Start of The data

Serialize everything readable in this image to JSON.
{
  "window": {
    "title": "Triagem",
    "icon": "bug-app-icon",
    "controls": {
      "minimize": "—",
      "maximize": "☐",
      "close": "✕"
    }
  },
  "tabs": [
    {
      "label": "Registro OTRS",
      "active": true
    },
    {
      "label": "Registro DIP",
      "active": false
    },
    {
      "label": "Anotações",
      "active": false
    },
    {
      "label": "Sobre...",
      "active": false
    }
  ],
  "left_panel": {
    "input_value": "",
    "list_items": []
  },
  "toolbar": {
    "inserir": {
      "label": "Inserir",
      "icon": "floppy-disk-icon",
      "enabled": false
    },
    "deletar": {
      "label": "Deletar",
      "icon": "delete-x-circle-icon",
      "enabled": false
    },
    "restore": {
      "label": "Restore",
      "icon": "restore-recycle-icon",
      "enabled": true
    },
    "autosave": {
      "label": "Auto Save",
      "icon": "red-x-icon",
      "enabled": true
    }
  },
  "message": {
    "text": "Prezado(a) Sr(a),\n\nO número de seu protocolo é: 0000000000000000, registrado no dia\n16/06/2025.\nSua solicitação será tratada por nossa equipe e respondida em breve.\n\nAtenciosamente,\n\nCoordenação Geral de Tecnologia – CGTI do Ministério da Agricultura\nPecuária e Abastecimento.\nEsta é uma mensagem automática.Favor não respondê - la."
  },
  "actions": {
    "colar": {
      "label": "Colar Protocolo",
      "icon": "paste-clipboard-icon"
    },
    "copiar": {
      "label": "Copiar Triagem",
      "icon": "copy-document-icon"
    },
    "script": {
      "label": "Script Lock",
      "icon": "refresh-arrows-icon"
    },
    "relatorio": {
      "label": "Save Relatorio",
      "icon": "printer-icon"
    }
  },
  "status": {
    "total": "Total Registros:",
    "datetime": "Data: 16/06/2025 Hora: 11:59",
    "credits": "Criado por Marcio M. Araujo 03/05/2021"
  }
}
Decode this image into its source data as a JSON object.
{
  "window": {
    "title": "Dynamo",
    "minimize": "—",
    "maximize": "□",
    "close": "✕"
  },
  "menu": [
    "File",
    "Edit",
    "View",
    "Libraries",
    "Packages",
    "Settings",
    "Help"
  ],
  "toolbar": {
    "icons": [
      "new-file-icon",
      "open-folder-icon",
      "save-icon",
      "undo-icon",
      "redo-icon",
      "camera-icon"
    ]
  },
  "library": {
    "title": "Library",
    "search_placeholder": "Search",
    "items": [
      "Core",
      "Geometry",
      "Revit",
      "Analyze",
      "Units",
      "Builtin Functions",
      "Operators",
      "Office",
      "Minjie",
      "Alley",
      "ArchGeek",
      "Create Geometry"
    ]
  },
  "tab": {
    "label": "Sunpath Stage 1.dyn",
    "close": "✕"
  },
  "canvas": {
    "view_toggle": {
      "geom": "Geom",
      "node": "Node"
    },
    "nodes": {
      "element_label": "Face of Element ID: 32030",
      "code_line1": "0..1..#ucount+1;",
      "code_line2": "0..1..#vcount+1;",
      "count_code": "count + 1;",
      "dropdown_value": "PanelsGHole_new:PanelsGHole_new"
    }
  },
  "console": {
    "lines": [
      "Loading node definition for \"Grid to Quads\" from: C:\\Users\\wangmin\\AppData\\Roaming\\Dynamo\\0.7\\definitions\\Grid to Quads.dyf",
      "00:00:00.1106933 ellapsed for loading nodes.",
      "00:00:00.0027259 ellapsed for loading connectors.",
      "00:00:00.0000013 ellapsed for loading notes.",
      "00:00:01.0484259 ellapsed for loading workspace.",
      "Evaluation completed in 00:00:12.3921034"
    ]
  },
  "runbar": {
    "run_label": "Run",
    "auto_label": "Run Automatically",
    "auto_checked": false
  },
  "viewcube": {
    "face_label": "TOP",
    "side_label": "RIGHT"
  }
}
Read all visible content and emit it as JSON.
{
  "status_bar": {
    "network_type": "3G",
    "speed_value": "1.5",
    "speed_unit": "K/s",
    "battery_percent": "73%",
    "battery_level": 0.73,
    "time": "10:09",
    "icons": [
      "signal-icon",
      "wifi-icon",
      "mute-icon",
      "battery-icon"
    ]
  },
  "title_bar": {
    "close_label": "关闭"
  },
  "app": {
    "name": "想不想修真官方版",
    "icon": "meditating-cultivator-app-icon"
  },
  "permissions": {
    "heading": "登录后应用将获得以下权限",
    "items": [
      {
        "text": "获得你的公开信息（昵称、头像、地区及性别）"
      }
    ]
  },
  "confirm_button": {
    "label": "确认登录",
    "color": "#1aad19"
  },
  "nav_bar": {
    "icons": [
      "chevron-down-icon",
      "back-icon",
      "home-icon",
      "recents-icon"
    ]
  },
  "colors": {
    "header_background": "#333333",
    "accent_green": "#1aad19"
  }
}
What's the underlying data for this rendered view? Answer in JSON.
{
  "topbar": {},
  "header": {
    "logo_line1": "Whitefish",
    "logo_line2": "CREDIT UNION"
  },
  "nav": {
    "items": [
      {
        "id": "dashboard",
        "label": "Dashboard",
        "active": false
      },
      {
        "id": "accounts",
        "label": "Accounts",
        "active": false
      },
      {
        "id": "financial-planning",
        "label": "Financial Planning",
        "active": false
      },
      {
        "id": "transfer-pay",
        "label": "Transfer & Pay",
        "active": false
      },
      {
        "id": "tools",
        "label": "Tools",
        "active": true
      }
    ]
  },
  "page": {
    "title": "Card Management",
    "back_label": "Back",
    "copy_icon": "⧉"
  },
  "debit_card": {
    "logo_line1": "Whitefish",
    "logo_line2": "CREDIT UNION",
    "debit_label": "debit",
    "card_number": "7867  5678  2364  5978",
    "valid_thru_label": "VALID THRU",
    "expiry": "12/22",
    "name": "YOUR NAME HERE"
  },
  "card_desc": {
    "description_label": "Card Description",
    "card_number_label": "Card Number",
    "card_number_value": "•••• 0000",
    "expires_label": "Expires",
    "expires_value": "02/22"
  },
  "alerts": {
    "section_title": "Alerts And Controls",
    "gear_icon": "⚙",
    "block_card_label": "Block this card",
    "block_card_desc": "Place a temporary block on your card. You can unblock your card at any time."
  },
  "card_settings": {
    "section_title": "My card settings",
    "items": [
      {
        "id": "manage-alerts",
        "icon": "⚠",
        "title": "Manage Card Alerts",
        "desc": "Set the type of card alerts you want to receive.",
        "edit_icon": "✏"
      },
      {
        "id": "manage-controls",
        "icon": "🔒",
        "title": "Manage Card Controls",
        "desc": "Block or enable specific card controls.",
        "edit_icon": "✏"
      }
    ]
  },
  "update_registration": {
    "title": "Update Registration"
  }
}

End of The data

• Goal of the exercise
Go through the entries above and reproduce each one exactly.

• Written solution
Serialize everything readable in this image to JSON.
{
  "window": {
    "title": "Triagem",
    "icon": "bug-app-icon",
    "controls": {
      "minimize": "—",
      "maximize": "☐",
      "close": "✕"
    }
  },
  "tabs": [
    {
      "label": "Registro OTRS",
      "active": true
    },
    {
      "label": "Registro DIP",
      "active": false
    },
    {
      "label": "Anotações",
      "active": false
    },
    {
      "label": "Sobre...",
      "active": false
    }
  ],
  "left_panel": {
    "input_value": "",
    "list_items": []
  },
  "toolbar": {
    "inserir": {
      "label": "Inserir",
      "icon": "floppy-disk-icon",
      "enabled": false
    },
    "deletar": {
      "label": "Deletar",
      "icon": "delete-x-circle-icon",
      "enabled": false
    },
    "restore": {
      "label": "Restore",
      "icon": "restore-recycle-icon",
      "enabled": true
    },
    "autosave": {
      "label": "Auto Save",
      "icon": "red-x-icon",
      "enabled": true
    }
  },
  "message": {
    "text": "Prezado(a) Sr(a),\n\nO número de seu protocolo é: 0000000000000000, registrado no dia\n16/06/2025.\nSua solicitação será tratada por nossa equipe e respondida em breve.\n\nAtenciosamente,\n\nCoordenação Geral de Tecnologia – CGTI do Ministério da Agricultura\nPecuária e Abastecimento.\nEsta é uma mensagem automática.Favor não respondê - la."
  },
  "actions": {
    "colar": {
      "label": "Colar Protocolo",
      "icon": "paste-clipboard-icon"
    },
    "copiar": {
      "label": "Copiar Triagem",
      "icon": "copy-document-icon"
    },
    "script": {
      "label": "Script Lock",
      "icon": "refresh-arrows-icon"
    },
    "relatorio": {
      "label": "Save Relatorio",
      "icon": "printer-icon"
    }
  },
  "status": {
    "total": "Total Registros:",
    "datetime": "Data: 16/06/2025 Hora: 11:59",
    "credits": "Criado por Marcio M. Araujo 03/05/2021"
  }
}
Decode this image into its source data as a JSON object.
{
  "window": {
    "title": "Dynamo",
    "minimize": "—",
    "maximize": "□",
    "close": "✕"
  },
  "menu": [
    "File",
    "Edit",
    "View",
    "Libraries",
    "Packages",
    "Settings",
    "Help"
  ],
  "toolbar": {
    "icons": [
      "new-file-icon",
      "open-folder-icon",
      "save-icon",
      "undo-icon",
      "redo-icon",
      "camera-icon"
    ]
  },
  "library": {
    "title": "Library",
    "search_placeholder": "Search",
    "items": [
      "Core",
      "Geometry",
      "Revit",
      "Analyze",
      "Units",
      "Builtin Functions",
      "Operators",
      "Office",
      "Minjie",
      "Alley",
      "ArchGeek",
      "Create Geometry"
    ]
  },
  "tab": {
    "label": "Sunpath Stage 1.dyn",
    "close": "✕"
  },
  "canvas": {
    "view_toggle": {
      "geom": "Geom",
      "node": "Node"
    },
    "nodes": {
      "element_label": "Face of Element ID: 32030",
      "code_line1": "0..1..#ucount+1;",
      "code_line2": "0..1..#vcount+1;",
      "count_code": "count + 1;",
      "dropdown_value": "PanelsGHole_new:PanelsGHole_new"
    }
  },
  "console": {
    "lines": [
      "Loading node definition for \"Grid to Quads\" from: C:\\Users\\wangmin\\AppData\\Roaming\\Dynamo\\0.7\\definitions\\Grid to Quads.dyf",
      "00:00:00.1106933 ellapsed for loading nodes.",
      "00:00:00.0027259 ellapsed for loading connectors.",
      "00:00:00.0000013 ellapsed for loading notes.",
      "00:00:01.0484259 ellapsed for loading workspace.",
      "Evaluation completed in 00:00:12.3921034"
    ]
  },
  "runbar": {
    "run_label": "Run",
    "auto_label": "Run Automatically",
    "auto_checked": false
  },
  "viewcube": {
    "face_label": "TOP",
    "side_label": "RIGHT"
  }
}
Read all visible content and emit it as JSON.
{
  "status_bar": {
    "network_type": "3G",
    "speed_value": "1.5",
    "speed_unit": "K/s",
    "battery_percent": "73%",
    "battery_level": 0.73,
    "time": "10:09",
    "icons": [
      "signal-icon",
      "wifi-icon",
      "mute-icon",
      "battery-icon"
    ]
  },
  "title_bar": {
    "close_label": "关闭"
  },
  "app": {
    "name": "想不想修真官方版",
    "icon": "meditating-cultivator-app-icon"
  },
  "permissions": {
    "heading": "登录后应用将获得以下权限",
    "items": [
      {
        "text": "获得你的公开信息（昵称、头像、地区及性别）"
      }
    ]
  },
  "confirm_button": {
    "label": "确认登录",
    "color": "#1aad19"
  },
  "nav_bar": {
    "icons": [
      "chevron-down-icon",
      "back-icon",
      "home-icon",
      "recents-icon"
    ]
  },
  "colors": {
    "header_background": "#333333",
    "accent_green": "#1aad19"
  }
}
What's the underlying data for this rendered view? Answer in JSON.
{
  "topbar": {},
  "header": {
    "logo_line1": "Whitefish",
    "logo_line2": "CREDIT UNION"
  },
  "nav": {
    "items": [
      {
        "id": "dashboard",
        "label": "Dashboard",
        "active": false
      },
      {
        "id": "accounts",
        "label": "Accounts",
        "active": false
      },
      {
        "id": "financial-planning",
        "label": "Financial Planning",
        "active": false
      },
      {
        "id": "transfer-pay",
        "label": "Transfer & Pay",
        "active": false
      },
      {
        "id": "tools",
        "label": "Tools",
        "active": true
      }
    ]
  },
  "page": {
    "title": "Card Management",
    "back_label": "Back",
    "copy_icon": "⧉"
  },
  "debit_card": {
    "logo_line1": "Whitefish",
    "logo_line2": "CREDIT UNION",
    "debit_label": "debit",
    "card_number": "7867  5678  2364  5978",
    "valid_thru_label": "VALID THRU",
    "expiry": "12/22",
    "name": "YOUR NAME HERE"
  },
  "card_desc": {
    "description_label": "Card Description",
    "card_number_label": "Card Number",
    "card_number_value": "•••• 0000",
    "expires_label": "Expires",
    "expires_value": "02/22"
  },
  "alerts": {
    "section_title": "Alerts And Controls",
    "gear_icon": "⚙",
    "block_card_label": "Block this card",
    "block_card_desc": "Place a temporary block on your card. You can unblock your card at any time."
  },
  "card_settings": {
    "section_title": "My card settings",
    "items": [
      {
        "id": "manage-alerts",
        "icon": "⚠",
        "title": "Manage Card Alerts",
        "desc": "Set the type of card alerts you want to receive.",
        "edit_icon": "✏"
      },
      {
        "id": "manage-controls",
        "icon": "🔒",
        "title": "Manage Card Controls",
        "desc": "Block or enable specific card controls.",
        "edit_icon": "✏"
      }
    ]
  },
  "update_registration": {
    "title": "Update Registration"
  }
}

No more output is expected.